Among the entries below, find each line holding "테이블이" and return it.
[Start of section]
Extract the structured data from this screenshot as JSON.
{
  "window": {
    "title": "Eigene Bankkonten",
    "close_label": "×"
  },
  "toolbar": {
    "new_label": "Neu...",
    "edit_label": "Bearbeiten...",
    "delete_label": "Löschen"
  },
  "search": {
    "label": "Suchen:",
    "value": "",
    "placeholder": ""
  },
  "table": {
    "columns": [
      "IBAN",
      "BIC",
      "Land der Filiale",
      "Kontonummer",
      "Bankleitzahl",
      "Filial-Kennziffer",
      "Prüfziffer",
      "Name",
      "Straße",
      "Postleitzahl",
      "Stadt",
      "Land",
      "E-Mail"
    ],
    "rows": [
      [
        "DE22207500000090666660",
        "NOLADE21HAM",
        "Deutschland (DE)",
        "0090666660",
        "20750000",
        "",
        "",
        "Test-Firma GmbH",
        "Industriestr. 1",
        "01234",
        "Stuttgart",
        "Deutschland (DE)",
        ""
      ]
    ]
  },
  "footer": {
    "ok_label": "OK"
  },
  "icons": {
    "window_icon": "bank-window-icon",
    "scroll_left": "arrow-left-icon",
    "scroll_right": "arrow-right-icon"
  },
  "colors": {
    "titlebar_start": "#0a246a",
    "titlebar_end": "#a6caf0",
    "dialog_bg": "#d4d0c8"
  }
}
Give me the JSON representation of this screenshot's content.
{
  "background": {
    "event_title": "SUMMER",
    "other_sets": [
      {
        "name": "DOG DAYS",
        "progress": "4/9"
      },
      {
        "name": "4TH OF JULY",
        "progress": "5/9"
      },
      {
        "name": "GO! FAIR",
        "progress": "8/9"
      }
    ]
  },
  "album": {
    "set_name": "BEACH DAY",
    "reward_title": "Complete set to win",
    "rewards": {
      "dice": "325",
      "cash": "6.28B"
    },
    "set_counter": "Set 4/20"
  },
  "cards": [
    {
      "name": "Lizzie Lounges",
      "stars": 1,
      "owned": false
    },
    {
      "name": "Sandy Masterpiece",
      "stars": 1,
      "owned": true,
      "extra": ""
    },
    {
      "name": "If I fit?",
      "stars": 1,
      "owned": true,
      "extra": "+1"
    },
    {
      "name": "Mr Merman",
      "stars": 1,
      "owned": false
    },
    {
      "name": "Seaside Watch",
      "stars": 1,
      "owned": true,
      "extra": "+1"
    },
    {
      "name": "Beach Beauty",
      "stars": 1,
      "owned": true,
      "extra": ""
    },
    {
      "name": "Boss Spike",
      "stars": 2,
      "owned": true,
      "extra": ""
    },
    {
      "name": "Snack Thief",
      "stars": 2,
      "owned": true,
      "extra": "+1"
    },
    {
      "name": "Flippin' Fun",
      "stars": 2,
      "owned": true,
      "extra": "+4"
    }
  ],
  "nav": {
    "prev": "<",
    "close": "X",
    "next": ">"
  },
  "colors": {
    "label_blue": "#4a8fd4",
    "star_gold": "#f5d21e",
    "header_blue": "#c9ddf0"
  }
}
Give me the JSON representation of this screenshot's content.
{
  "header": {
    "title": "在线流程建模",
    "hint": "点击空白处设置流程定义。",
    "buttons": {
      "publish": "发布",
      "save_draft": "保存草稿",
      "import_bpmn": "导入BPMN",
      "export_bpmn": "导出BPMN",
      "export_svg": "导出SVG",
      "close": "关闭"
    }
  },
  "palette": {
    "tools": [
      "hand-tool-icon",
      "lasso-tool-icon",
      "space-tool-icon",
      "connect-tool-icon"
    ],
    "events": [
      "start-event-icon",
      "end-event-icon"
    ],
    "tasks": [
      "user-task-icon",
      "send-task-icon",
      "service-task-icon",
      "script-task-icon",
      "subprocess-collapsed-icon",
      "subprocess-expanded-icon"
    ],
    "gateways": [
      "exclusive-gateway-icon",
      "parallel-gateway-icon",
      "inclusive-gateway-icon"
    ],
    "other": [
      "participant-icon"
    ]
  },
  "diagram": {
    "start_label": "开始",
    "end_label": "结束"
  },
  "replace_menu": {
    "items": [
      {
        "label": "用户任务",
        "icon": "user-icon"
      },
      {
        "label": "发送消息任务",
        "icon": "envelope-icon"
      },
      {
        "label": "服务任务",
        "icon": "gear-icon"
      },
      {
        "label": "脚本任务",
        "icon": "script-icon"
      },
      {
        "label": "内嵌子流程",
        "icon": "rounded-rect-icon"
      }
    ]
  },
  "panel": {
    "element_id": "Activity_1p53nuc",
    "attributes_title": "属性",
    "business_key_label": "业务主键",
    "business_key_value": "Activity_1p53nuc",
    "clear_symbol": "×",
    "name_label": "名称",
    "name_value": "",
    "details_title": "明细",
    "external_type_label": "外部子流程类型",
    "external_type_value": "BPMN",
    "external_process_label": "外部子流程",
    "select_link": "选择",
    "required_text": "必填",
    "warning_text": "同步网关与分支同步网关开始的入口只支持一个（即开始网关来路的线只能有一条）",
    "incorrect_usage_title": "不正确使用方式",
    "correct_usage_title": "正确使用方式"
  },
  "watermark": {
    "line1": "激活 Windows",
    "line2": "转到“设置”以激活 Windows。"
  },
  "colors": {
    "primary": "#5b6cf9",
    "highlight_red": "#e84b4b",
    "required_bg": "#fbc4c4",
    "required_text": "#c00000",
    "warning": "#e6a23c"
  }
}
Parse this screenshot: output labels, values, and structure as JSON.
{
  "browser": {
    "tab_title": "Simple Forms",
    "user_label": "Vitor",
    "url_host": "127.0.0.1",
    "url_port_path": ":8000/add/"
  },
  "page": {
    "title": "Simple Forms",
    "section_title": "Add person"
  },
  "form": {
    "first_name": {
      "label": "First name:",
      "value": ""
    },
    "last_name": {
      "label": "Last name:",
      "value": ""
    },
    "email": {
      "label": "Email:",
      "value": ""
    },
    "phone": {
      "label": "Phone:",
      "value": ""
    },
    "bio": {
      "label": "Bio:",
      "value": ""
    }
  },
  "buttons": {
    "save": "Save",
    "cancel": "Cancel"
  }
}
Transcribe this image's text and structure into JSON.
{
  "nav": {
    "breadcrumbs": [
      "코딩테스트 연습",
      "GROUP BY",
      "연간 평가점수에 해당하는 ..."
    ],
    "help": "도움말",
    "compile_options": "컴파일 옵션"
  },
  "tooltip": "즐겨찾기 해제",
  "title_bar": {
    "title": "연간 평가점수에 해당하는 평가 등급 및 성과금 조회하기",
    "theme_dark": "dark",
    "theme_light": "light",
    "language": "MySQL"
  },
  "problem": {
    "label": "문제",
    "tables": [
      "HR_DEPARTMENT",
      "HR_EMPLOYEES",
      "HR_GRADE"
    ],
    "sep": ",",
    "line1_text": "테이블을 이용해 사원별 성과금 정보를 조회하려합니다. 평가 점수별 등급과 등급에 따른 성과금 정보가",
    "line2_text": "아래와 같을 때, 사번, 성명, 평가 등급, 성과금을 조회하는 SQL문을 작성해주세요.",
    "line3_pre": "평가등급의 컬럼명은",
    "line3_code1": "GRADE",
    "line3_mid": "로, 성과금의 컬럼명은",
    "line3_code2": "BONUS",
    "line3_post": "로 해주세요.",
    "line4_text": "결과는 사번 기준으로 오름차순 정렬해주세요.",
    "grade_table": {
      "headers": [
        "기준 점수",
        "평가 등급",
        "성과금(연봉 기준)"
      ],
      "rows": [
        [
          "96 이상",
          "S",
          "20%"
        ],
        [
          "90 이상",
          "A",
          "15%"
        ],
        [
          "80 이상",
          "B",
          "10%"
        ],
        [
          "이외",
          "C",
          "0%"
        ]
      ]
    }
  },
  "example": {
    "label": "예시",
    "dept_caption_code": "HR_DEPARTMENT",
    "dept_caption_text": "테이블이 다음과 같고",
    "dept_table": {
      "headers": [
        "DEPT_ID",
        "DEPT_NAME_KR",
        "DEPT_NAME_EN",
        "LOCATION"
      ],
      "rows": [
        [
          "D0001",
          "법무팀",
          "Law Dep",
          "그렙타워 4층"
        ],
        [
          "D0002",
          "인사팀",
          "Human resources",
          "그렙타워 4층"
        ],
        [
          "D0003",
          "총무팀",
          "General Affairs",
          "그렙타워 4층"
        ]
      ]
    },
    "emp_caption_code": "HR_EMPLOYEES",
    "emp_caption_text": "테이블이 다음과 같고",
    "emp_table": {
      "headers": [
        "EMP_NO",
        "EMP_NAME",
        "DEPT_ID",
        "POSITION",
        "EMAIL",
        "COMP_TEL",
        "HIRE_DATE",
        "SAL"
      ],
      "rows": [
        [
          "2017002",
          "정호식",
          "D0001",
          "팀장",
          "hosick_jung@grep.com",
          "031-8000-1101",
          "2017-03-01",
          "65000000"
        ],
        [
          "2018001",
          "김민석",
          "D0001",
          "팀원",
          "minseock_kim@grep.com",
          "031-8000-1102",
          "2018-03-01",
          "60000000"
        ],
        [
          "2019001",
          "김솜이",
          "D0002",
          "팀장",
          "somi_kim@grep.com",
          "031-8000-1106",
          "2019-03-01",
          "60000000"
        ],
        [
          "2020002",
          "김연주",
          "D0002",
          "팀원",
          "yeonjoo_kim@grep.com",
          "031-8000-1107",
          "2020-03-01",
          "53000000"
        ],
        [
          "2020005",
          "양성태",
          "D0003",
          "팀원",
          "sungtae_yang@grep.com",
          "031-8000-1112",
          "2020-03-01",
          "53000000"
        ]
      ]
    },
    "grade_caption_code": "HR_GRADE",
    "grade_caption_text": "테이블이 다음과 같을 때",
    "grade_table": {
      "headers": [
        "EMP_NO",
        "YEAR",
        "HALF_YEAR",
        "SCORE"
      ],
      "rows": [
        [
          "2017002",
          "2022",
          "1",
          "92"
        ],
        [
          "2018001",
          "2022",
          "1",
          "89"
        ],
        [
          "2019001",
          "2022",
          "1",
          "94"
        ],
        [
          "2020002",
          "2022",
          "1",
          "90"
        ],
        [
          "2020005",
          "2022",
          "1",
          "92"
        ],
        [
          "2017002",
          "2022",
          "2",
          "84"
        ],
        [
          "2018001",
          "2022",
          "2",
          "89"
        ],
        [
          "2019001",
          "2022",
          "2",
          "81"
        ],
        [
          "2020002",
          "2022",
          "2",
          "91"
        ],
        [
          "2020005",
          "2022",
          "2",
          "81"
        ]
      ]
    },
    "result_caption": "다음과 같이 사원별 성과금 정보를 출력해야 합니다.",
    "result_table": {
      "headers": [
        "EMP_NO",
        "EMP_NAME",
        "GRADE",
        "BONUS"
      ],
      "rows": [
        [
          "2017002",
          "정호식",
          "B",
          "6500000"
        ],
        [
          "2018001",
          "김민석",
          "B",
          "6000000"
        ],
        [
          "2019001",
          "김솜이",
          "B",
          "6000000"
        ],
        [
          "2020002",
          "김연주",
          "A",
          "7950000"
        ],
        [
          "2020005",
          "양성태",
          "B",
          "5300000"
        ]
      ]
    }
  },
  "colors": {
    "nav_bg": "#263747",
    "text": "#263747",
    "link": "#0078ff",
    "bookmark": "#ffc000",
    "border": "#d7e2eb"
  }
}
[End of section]
▶ [Result]
    "dept_caption_text": "테이블이 다음과 같고",
    "emp_caption_text": "테이블이 다음과 같고",
    "grade_caption_text": "테이블이 다음과 같을 때",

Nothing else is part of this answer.